**WHAT THIS TASK INVOLVES**
Where a line of the records contains the word "список", show that line.

------------------------------

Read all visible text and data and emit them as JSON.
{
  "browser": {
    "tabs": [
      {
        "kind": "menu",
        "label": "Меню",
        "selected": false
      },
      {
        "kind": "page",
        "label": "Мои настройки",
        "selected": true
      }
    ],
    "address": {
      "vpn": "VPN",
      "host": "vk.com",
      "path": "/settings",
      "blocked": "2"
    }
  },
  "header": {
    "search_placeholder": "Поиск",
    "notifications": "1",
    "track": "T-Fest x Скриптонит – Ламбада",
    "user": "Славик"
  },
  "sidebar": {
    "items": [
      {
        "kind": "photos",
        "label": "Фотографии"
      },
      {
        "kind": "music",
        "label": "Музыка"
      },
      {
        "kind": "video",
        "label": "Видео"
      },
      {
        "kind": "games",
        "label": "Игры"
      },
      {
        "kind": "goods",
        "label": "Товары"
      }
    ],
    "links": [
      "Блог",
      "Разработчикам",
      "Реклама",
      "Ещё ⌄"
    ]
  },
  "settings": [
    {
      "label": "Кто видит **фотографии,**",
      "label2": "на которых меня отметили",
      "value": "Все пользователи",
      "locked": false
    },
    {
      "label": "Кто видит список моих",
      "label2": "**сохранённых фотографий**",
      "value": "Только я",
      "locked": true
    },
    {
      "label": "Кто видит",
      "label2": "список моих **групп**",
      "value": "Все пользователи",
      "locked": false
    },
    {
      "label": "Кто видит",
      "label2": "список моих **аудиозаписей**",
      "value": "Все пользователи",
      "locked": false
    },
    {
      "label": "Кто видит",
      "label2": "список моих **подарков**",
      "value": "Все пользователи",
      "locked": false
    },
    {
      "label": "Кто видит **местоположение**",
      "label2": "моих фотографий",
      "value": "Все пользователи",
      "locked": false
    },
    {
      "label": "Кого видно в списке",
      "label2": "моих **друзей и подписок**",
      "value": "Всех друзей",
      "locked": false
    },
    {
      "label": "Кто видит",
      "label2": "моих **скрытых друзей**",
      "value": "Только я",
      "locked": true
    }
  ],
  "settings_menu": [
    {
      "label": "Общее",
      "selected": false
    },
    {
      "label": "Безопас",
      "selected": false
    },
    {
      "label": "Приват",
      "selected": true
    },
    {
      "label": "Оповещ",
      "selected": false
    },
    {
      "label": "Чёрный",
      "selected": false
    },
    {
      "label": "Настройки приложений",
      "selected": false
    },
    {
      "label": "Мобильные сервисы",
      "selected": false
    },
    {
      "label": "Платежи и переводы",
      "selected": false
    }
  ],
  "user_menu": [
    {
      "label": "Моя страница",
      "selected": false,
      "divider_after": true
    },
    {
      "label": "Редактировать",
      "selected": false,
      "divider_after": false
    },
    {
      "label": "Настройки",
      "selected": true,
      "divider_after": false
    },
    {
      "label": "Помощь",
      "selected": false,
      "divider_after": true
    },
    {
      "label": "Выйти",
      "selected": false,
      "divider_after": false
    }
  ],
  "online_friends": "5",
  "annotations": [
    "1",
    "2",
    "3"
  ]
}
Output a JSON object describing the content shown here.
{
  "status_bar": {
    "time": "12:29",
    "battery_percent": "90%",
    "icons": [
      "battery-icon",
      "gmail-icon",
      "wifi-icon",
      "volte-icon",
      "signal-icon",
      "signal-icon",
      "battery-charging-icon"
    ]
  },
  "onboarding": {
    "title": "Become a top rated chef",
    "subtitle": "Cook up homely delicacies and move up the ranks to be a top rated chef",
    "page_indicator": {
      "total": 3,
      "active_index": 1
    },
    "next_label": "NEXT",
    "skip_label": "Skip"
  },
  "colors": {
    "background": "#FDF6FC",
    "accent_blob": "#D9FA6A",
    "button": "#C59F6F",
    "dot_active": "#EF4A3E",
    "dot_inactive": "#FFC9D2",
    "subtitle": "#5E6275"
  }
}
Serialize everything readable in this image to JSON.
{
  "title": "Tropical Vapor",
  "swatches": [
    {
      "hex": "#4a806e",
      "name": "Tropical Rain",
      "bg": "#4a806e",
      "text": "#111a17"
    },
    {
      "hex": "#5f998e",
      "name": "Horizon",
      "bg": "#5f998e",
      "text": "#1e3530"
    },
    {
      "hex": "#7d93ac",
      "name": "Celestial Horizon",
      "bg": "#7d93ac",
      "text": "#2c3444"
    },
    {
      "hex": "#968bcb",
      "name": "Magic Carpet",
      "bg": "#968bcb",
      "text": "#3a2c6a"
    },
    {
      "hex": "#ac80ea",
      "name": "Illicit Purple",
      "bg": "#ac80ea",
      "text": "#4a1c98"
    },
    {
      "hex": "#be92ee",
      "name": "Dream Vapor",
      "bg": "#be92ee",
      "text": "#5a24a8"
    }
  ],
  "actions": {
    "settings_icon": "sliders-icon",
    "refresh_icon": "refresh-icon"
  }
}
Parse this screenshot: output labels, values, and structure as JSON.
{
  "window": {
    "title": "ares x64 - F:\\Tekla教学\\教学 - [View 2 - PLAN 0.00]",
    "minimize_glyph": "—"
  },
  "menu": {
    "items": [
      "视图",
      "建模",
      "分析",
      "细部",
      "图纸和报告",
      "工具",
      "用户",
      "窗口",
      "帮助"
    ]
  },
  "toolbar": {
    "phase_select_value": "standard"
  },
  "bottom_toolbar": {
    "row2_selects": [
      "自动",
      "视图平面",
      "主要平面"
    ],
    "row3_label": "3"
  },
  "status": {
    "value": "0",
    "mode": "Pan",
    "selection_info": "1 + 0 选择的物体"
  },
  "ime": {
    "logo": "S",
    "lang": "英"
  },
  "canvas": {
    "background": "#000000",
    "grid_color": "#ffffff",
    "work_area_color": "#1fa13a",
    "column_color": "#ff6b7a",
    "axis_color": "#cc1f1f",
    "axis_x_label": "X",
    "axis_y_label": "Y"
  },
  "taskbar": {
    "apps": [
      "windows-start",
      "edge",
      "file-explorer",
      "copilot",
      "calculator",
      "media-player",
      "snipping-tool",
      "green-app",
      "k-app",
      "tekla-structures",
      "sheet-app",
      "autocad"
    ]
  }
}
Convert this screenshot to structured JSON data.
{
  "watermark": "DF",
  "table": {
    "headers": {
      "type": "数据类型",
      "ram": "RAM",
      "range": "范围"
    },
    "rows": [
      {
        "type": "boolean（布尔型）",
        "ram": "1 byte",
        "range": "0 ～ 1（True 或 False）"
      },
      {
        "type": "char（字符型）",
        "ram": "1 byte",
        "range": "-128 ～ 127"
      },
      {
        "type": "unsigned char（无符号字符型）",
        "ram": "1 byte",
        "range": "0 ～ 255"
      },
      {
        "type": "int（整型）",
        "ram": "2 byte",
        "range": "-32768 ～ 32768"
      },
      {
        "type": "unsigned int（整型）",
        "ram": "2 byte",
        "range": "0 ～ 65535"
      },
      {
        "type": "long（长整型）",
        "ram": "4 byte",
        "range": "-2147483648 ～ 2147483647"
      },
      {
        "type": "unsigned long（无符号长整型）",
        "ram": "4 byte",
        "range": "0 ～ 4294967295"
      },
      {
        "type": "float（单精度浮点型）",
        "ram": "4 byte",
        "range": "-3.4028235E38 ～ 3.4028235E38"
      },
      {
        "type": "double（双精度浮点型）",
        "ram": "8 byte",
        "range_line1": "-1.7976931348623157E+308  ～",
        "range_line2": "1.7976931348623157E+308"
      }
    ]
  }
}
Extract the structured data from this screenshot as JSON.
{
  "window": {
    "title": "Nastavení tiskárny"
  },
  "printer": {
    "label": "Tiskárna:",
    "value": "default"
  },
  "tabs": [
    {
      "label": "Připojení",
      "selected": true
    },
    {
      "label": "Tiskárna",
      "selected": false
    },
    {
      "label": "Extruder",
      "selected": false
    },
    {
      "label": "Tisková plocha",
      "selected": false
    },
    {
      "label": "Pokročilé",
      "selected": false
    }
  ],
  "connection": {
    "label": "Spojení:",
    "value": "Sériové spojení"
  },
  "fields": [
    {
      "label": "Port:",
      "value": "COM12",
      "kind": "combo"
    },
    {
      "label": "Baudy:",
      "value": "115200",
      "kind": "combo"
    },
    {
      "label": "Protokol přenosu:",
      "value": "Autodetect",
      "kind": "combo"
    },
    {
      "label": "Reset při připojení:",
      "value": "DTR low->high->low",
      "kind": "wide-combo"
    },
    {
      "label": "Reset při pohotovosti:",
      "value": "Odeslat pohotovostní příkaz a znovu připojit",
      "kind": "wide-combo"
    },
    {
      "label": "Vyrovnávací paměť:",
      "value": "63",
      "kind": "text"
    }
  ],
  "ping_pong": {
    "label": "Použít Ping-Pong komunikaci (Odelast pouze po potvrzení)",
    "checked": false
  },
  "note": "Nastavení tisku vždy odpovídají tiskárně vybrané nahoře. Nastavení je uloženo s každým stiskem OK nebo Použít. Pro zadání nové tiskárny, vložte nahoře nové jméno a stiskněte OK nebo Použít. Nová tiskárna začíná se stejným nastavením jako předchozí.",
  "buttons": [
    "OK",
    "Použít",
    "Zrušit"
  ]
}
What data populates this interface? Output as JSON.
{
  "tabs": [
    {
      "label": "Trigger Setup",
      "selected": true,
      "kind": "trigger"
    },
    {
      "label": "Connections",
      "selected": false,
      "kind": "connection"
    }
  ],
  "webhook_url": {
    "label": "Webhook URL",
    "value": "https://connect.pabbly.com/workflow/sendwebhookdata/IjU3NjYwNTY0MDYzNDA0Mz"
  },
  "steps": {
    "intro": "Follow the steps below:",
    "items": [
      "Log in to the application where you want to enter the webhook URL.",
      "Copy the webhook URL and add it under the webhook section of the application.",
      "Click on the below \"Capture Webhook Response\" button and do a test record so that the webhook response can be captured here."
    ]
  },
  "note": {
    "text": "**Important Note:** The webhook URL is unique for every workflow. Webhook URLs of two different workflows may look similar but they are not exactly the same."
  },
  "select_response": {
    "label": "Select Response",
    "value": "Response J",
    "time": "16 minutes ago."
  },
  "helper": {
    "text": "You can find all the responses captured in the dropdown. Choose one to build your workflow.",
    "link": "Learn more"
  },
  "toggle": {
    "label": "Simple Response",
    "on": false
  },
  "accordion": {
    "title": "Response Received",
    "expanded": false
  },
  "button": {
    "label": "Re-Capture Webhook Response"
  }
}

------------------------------

**SOLUTION**
      "label": "Кто видит список моих",
      "label2": "список моих **групп**",
      "label2": "список моих **аудиозаписей**",
      "label2": "список моих **подарков**",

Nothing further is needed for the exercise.